* _Recorded data_
"""

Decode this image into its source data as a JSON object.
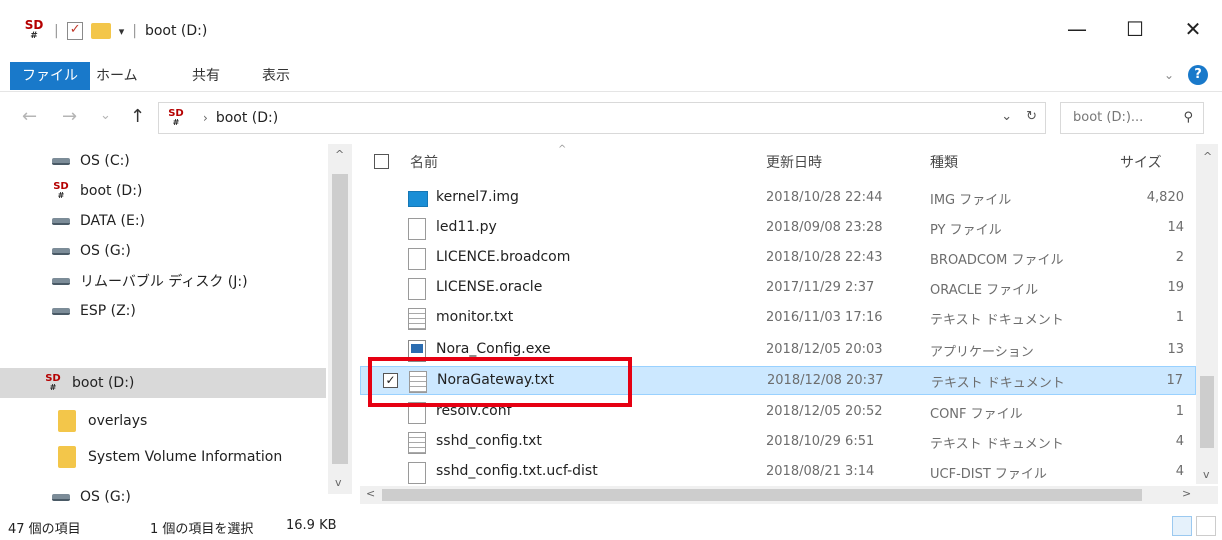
{
  "title": {
    "app_icon": "sd-card-icon",
    "text": "boot (D:)",
    "controls": [
      "—",
      "☐",
      "✕"
    ]
  },
  "ribbon": {
    "tabs": [
      {
        "label": "ファイル",
        "active": true
      },
      {
        "label": "ホーム",
        "active": false
      },
      {
        "label": "共有",
        "active": false
      },
      {
        "label": "表示",
        "active": false
      }
    ]
  },
  "address": {
    "back": "←",
    "forward": "→",
    "recent": "⌄",
    "up": "↑",
    "path": "boot (D:)",
    "search_placeholder": "boot (D:)..."
  },
  "navpane": {
    "items": [
      {
        "label": "OS (C:)",
        "icon": "os-drive-icon"
      },
      {
        "label": "boot (D:)",
        "icon": "sd-card-icon"
      },
      {
        "label": "DATA (E:)",
        "icon": "drive-icon"
      },
      {
        "label": "OS (G:)",
        "icon": "drive-icon"
      },
      {
        "label": "リムーバブル ディスク (J:)",
        "icon": "drive-icon"
      },
      {
        "label": "ESP (Z:)",
        "icon": "drive-icon"
      },
      {
        "label": "boot (D:)",
        "icon": "sd-card-icon",
        "selected": true
      },
      {
        "label": "overlays",
        "icon": "folder-icon"
      },
      {
        "label": "System Volume Information",
        "icon": "folder-icon"
      },
      {
        "label": "OS (G:)",
        "icon": "drive-icon"
      }
    ]
  },
  "columns": {
    "name": "名前",
    "date": "更新日時",
    "type": "種類",
    "size": "サイズ"
  },
  "files": [
    {
      "name": "kernel7.img",
      "date": "2018/10/28 22:44",
      "type": "IMG ファイル",
      "size": "4,820",
      "icon": "image-file-icon"
    },
    {
      "name": "led11.py",
      "date": "2018/09/08 23:28",
      "type": "PY ファイル",
      "size": "14",
      "icon": "file-icon"
    },
    {
      "name": "LICENCE.broadcom",
      "date": "2018/10/28 22:43",
      "type": "BROADCOM ファイル",
      "size": "2",
      "icon": "file-icon"
    },
    {
      "name": "LICENSE.oracle",
      "date": "2017/11/29 2:37",
      "type": "ORACLE ファイル",
      "size": "19",
      "icon": "file-icon"
    },
    {
      "name": "monitor.txt",
      "date": "2016/11/03 17:16",
      "type": "テキスト ドキュメント",
      "size": "1",
      "icon": "text-file-icon"
    },
    {
      "name": "Nora_Config.exe",
      "date": "2018/12/05 20:03",
      "type": "アプリケーション",
      "size": "13",
      "icon": "exe-file-icon"
    },
    {
      "name": "NoraGateway.txt",
      "date": "2018/12/08 20:37",
      "type": "テキスト ドキュメント",
      "size": "17",
      "icon": "text-file-icon",
      "selected": true
    },
    {
      "name": "resolv.conf",
      "date": "2018/12/05 20:52",
      "type": "CONF ファイル",
      "size": "1",
      "icon": "file-icon"
    },
    {
      "name": "sshd_config.txt",
      "date": "2018/10/29 6:51",
      "type": "テキスト ドキュメント",
      "size": "4",
      "icon": "text-file-icon"
    },
    {
      "name": "sshd_config.txt.ucf-dist",
      "date": "2018/08/21 3:14",
      "type": "UCF-DIST ファイル",
      "size": "4",
      "icon": "file-icon"
    }
  ],
  "status": {
    "count": "47 個の項目",
    "selection": "1 個の項目を選択",
    "size": "16.9 KB"
  },
  "colors": {
    "accent": "#1979ca",
    "selection_bg": "#cce8ff",
    "highlight_box": "#e60012"
  }
}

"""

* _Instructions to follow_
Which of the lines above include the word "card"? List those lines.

* _Solution to the problem_
    "app_icon": "sd-card-icon",
        "icon": "sd-card-icon"
        "icon": "sd-card-icon",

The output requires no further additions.